"In September, in one of these trucks, I sat across from a recently married couple in their 20s, from Tehran. The wife, who was seven months pregnant, wore a red blouse stretched over her stomach; the husband a tank top, thick-rimmed glasses and a faux hawk that revealed a jagged scar (courtesy, he said, of the Iranian police.) Two months had passed since they flew to Jakarta; this was their fourth attempt to leave. Twice, en route to the boat that would bring them to Australia, they were intercepted, detained and paid bribes for their release. Another time, the boat foundered shortly after starting out. All the same, they were confident this trip would be different. Like everyone else's in the truck, theirs was a desperate kind of faith. "Tonight wwe will succeed," the husband assured me. They were determined that their child be born 'there.'"
New York Times Magazine 2013-11-17
"When I asked Javier what it was like to be a wetback, he smiled at the implausibility of summing up five years of experience, and then he looked thoughtfully at his hands. We had just met and were sitting on a shady curb next to a hamburger stand in West San Antonio; it was one of those first hot weeks toward the end of May when you know it won't be cool again till fall. Javier's hands, I noticed, looked too old for his 24 years. The fingers were squeezed out of shape from heavy labor and the skin so thick it was like permanent work gloves. He absently rubbed a scar on the back of his his left hand as if it might come off and said . . ."
Texas Monthly 1977-10-01
"The Crossing: A special report: A Perilous 4,000-Mile Passage to Work" - Charlie LeDuff - New York Times
"So they crawled under a cattle fence, crossed over the highway and under another fence. There, waiting, stood two Mexicans with pistols in their waistbands. They were not frightening to Edouardo Cervantes, who at 19, had been through the drill before.
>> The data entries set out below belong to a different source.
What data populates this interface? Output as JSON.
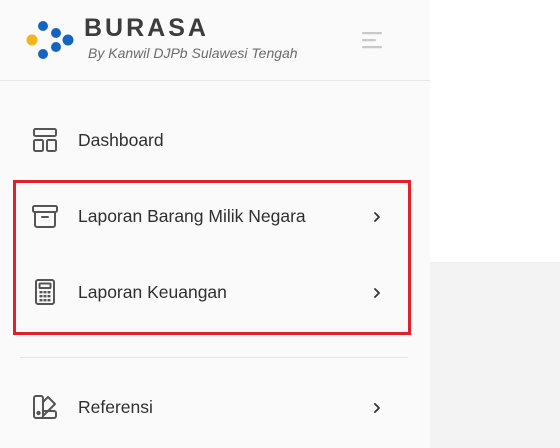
{
  "brand": {
    "title": "BURASA",
    "subtitle": "By Kanwil DJPb Sulawesi Tengah",
    "logo_colors": {
      "blue": "#1565c0",
      "yellow": "#f2b51c"
    }
  },
  "header": {
    "menu_icon": "hamburger-icon"
  },
  "sidebar": {
    "items": [
      {
        "label": "Dashboard",
        "icon": "layout-dashboard-icon",
        "has_submenu": false
      },
      {
        "label": "Laporan Barang Milik Negara",
        "icon": "archive-box-icon",
        "has_submenu": true
      },
      {
        "label": "Laporan Keuangan",
        "icon": "calculator-icon",
        "has_submenu": true
      },
      {
        "label": "Referensi",
        "icon": "swatch-book-icon",
        "has_submenu": true
      }
    ]
  },
  "colors": {
    "highlight_border": "#e0202a",
    "icon": "#555555",
    "text": "#2f2f2f"
  }
}
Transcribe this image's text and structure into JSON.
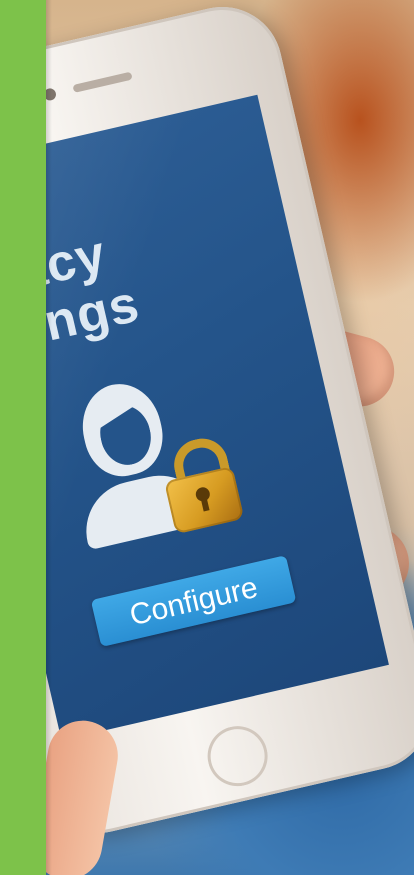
{
  "screen": {
    "title_line1": "Privacy",
    "title_line2": "Settings",
    "button_label": "Configure"
  },
  "icons": {
    "user": "user-avatar-icon",
    "lock": "padlock-icon"
  },
  "colors": {
    "accent_bar": "#7dc24a",
    "screen_bg": "#24548a",
    "button_bg": "#3fa8e6",
    "lock_gold": "#e0a52e"
  }
}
Bandits who prey along the illegal immigrant trail are part of Mexican life, like the police there who hold out their palm if you want to park near your church."
The New York Times 2001-05-20